May I call you by your first name - we've never met - yet from reading your blogs I feel that I know you.
Thought I'd drop you a line to reel one off about the lack of family homes in the Clapton Pond area. The small patch of ground bordered by Leabridge Rd to the north, Lower Clapton to the west and Chatsworth to the east.
I have been living on Thistlewaite Road for a few years now and the time has come to move from our 2 bed flat to a larger house with garden as the children get older.
The problem we have been finding is lots of the houses that do come up for sale are very quickly snapped up by developers and carved up into flats. This is frustrating us beyond belief - we have a our son at Millfields and don't want to leave the area.
Other houses that we've seen are set at an astronomic asking price - we suspect completely over inflated by the ruthless estate agents - and don't hang about long before some cash buyer steams in with a deal and takes it.
I must seem like a right old whinger. But what I'm driving at is that we don't want the remaining properties to be 'multiple occupancy dwellings', as I believe they are referred to by building control. There is very little in the way of housing ladder left to climb.

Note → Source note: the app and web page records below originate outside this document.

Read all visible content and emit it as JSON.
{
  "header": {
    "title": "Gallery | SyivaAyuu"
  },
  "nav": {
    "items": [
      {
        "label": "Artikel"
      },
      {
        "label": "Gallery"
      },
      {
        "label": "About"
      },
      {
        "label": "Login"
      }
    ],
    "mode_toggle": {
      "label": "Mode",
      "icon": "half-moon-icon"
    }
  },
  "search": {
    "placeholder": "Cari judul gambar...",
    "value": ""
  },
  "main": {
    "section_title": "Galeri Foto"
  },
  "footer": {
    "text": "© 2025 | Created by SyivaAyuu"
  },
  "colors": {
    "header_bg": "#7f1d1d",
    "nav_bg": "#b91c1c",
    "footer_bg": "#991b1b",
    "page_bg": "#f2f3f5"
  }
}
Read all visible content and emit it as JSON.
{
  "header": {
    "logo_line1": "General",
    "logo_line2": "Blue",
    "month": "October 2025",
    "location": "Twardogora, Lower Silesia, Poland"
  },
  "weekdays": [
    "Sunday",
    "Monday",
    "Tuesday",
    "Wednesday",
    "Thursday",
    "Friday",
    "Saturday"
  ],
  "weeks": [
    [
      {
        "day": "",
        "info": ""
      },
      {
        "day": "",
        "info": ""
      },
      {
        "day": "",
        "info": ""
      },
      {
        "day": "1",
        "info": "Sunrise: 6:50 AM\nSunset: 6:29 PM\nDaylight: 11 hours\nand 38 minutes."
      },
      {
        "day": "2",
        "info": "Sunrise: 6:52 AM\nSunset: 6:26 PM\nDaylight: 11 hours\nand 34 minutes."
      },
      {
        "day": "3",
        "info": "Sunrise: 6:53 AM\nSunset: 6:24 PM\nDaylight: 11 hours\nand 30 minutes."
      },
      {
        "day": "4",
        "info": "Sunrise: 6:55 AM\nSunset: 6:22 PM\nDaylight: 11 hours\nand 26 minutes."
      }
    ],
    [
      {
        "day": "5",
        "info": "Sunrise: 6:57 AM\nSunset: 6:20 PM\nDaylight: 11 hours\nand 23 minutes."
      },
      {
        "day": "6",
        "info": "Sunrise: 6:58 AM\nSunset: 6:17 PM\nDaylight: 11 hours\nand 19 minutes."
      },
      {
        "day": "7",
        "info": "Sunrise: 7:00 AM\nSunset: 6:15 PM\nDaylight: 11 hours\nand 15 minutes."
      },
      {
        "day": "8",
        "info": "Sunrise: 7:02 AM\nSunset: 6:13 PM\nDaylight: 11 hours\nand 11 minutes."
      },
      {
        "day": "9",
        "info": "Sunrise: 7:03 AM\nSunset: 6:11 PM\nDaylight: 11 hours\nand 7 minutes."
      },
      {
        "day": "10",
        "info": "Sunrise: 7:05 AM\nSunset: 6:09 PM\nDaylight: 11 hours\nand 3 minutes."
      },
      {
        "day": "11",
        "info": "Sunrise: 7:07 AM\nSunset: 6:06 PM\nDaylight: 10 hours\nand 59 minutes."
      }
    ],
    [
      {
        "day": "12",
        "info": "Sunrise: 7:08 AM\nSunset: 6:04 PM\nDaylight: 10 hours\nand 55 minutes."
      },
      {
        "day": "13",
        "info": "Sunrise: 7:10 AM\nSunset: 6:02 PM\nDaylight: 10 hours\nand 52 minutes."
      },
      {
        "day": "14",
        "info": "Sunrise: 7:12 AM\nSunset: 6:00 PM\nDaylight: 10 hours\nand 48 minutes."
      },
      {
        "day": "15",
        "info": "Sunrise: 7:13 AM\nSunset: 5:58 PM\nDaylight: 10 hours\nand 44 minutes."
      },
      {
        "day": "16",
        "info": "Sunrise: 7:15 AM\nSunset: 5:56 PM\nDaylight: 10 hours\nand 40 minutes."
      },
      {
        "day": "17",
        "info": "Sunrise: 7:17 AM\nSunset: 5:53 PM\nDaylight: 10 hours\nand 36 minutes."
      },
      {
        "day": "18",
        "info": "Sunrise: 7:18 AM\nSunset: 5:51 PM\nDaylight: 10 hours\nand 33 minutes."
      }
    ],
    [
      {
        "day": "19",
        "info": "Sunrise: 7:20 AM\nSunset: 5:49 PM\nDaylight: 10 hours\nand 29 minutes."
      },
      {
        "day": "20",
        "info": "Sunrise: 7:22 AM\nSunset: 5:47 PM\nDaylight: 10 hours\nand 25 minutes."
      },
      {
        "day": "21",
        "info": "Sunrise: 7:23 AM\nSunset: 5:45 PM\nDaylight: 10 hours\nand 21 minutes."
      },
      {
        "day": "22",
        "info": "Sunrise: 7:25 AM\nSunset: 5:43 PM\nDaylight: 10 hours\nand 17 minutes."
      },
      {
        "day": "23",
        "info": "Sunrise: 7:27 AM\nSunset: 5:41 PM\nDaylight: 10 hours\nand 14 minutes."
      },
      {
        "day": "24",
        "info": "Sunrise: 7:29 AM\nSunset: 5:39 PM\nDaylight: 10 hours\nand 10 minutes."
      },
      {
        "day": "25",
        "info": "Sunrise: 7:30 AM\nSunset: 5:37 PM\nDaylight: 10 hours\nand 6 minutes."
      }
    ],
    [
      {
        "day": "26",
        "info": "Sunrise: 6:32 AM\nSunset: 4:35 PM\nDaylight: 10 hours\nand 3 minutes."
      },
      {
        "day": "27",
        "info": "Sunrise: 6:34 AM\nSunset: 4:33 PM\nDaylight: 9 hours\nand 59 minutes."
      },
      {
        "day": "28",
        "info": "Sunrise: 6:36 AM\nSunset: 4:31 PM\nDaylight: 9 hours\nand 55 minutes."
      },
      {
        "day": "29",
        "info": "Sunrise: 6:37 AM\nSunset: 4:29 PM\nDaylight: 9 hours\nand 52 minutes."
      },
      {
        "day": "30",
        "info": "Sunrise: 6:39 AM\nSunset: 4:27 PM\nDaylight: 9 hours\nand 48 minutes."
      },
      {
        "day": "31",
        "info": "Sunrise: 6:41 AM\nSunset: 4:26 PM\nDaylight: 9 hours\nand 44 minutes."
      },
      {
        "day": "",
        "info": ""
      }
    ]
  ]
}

Parking becomes an issue, clusters of over flowing dustbins in front gardens, short let tenants not really caring about the neighbourhood ...
Do we smell a conspiracy between the local building control and said 'developers'? Of course, we'd never know for sure...
I really hope I can find an affordable house in the area because I've come to like living here and Thistlewaite residents are a friendly bunch.
If only I'd had the foresight to buy here 30 years ago when I could have got a whole house for £1000!
Thanks for listening
Thanks to you for writing, and I'm sorry for taking so long to respond. The truth is I don't really know the answers to your questions and haven't yet found time to look into them properly. What I do know is that in London there is a simultaneous demand for larger, family-friendly homes (overcrowding is a terrible problem) and more single-person units because more and more people are living alone. Maybe the Council could offer its view. That would at least be a start I'll ask.